Housebuilders Barratt and Redrow and property developer Liberty International announced fundraising drives worth a combined £1bn this morning, in a bid to get themselves out from under their big debt piles and build up some financial firepower. Given how the reputation of the building industry has ben dragged through the mud this week with this OFT price-rigging business, Barratt or Redrow (neither of whom were named and shamed) will have been delighted to have got their cash-calls away. And perhaps more importantly, the fact that they're raising funds probably suggests that they think the foundations for recovery are finally in place...
Barratt's fundraising is the biggest - it's tapped the City for £720m, not only to pay off the banks (its debt pile will shrink by 45% as a result), but also to buy new land and build houses. Smaller rival Redrow is raising £156m in a similar deal, while shopping centre developer Liberty wants £305m to fund its own acquisitions. All three are following in the footsteps of rivals like Bellway and Berkeley, who have also announced fundraising efforts lately. (In fact, it's been a busy morning for this kind of thing: Yellow Pages publisher Yell also wants investors to cough up about £500m to trim its own vast debt pile.) Good news for a lot of under-employed investment bankers, who stand to cash in on some juicy fees - Barratt alone is shelling out £50m...
But it also looks like a healthy sign for the property industry more generally. News of these cash-calls has inevitably prompted speculation that these companies are running short of funds because sales are flagging so badly. But Barratt in particular has previously said that it wouldn't try and raise extra funds until the market had stabilised - and chief exec Mark Clare said today that they'd seen evidence of this in the last eight months. And the proof of the pudding is that he's seen reservations jump 53% in the last 11 weeks - albeit from a horribly low base, but still.
Of course, Clare is still not exactly jumping for joy. After all, he was also forced to confess today that Barratt made a loss of £679m in its last financial year - and even after this recent upturn, its sales are barely back to pre-crunch levels. So he's unsurprisingly cautious about any talk of 'recovery'. But generally, the message from all of those companies today (like Land Securities yesterday) was that the worst seems to be over.

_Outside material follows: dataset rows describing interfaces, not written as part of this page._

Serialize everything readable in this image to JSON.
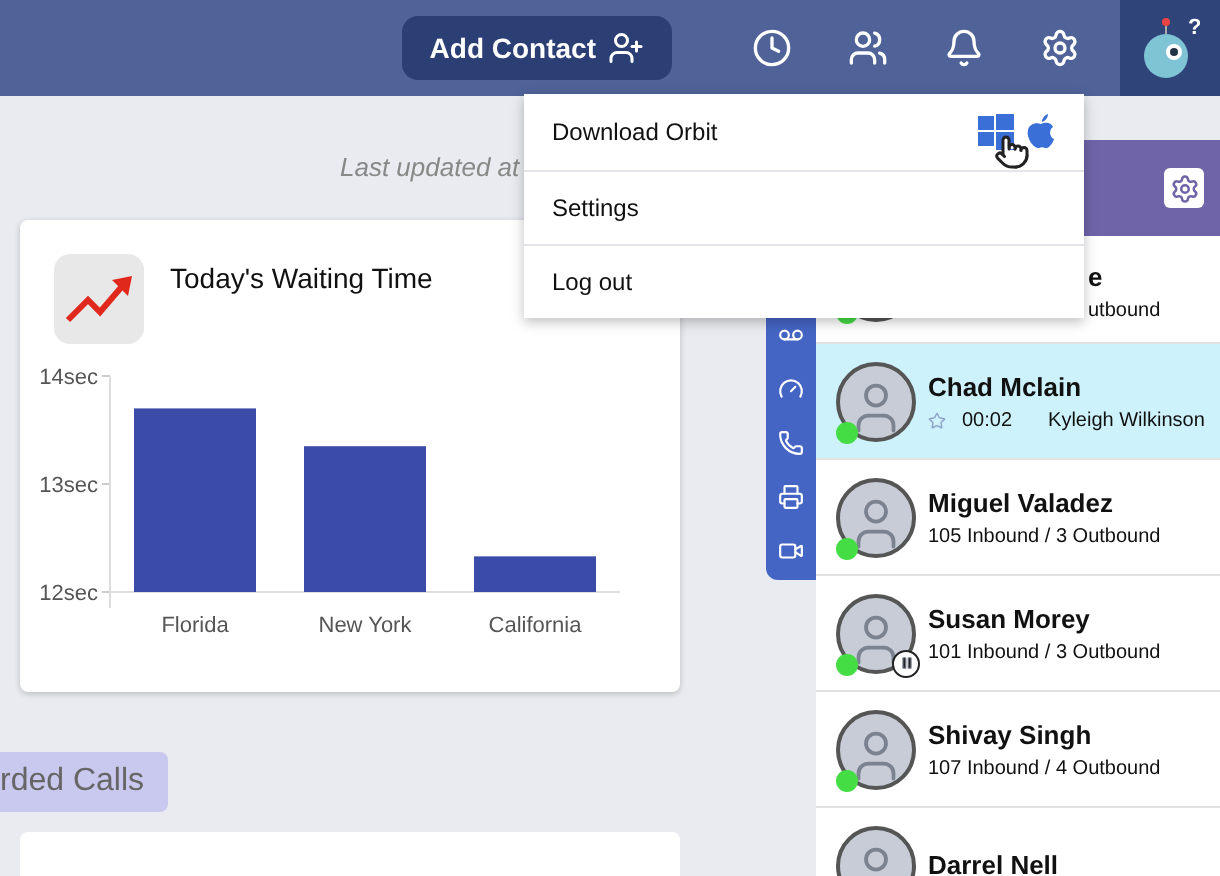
{
  "header": {
    "add_contact": "Add Contact",
    "help_mark": "?"
  },
  "menu": {
    "items": [
      {
        "kind": "download",
        "label": "Download Orbit"
      },
      {
        "kind": "plain",
        "label": "Settings"
      },
      {
        "kind": "plain",
        "label": "Log out"
      }
    ]
  },
  "last_updated": "Last updated at",
  "waiting_card": {
    "title": "Today's Waiting Time",
    "chart_data": {
      "type": "bar",
      "categories": [
        "Florida",
        "New York",
        "California"
      ],
      "values": [
        13.7,
        13.35,
        12.33
      ],
      "ylim": [
        12,
        14
      ],
      "yticks": [
        {
          "value": 12,
          "label": "12sec"
        },
        {
          "value": 13,
          "label": "13sec"
        },
        {
          "value": 14,
          "label": "14sec"
        }
      ]
    }
  },
  "recorded_tab": {
    "label": "rded Calls"
  },
  "agents": [
    {
      "kind": "partial",
      "name": "e",
      "stats": "utbound",
      "selected": false,
      "paused": false
    },
    {
      "kind": "active",
      "name": "Chad Mclain",
      "timer": "00:02",
      "contact": "Kyleigh Wilkinson",
      "selected": true,
      "paused": false
    },
    {
      "kind": "stats",
      "name": "Miguel Valadez",
      "stats": "105 Inbound / 3 Outbound",
      "selected": false,
      "paused": false
    },
    {
      "kind": "stats",
      "name": "Susan Morey",
      "stats": "101 Inbound / 3 Outbound",
      "selected": false,
      "paused": true
    },
    {
      "kind": "stats",
      "name": "Shivay Singh",
      "stats": "107 Inbound / 4 Outbound",
      "selected": false,
      "paused": false
    },
    {
      "kind": "stats",
      "name": "Darrel Nell",
      "selected": false,
      "paused": false
    }
  ]
}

As Redrow chairman Steve Morgan put it: 'We don't see a huge recovery but we are pointing in the right direction'. Let's hope he's right...
In today's bulletin:
Builders tap the City for £1bn as business picks up
Bad inductions can be a killer for the NHS
German bankrupts go for broke in Tunbridge Wells
Credit-crunched public giving less to charity
1,400 jobs to go at Vauxhall now Magna's at the wheel?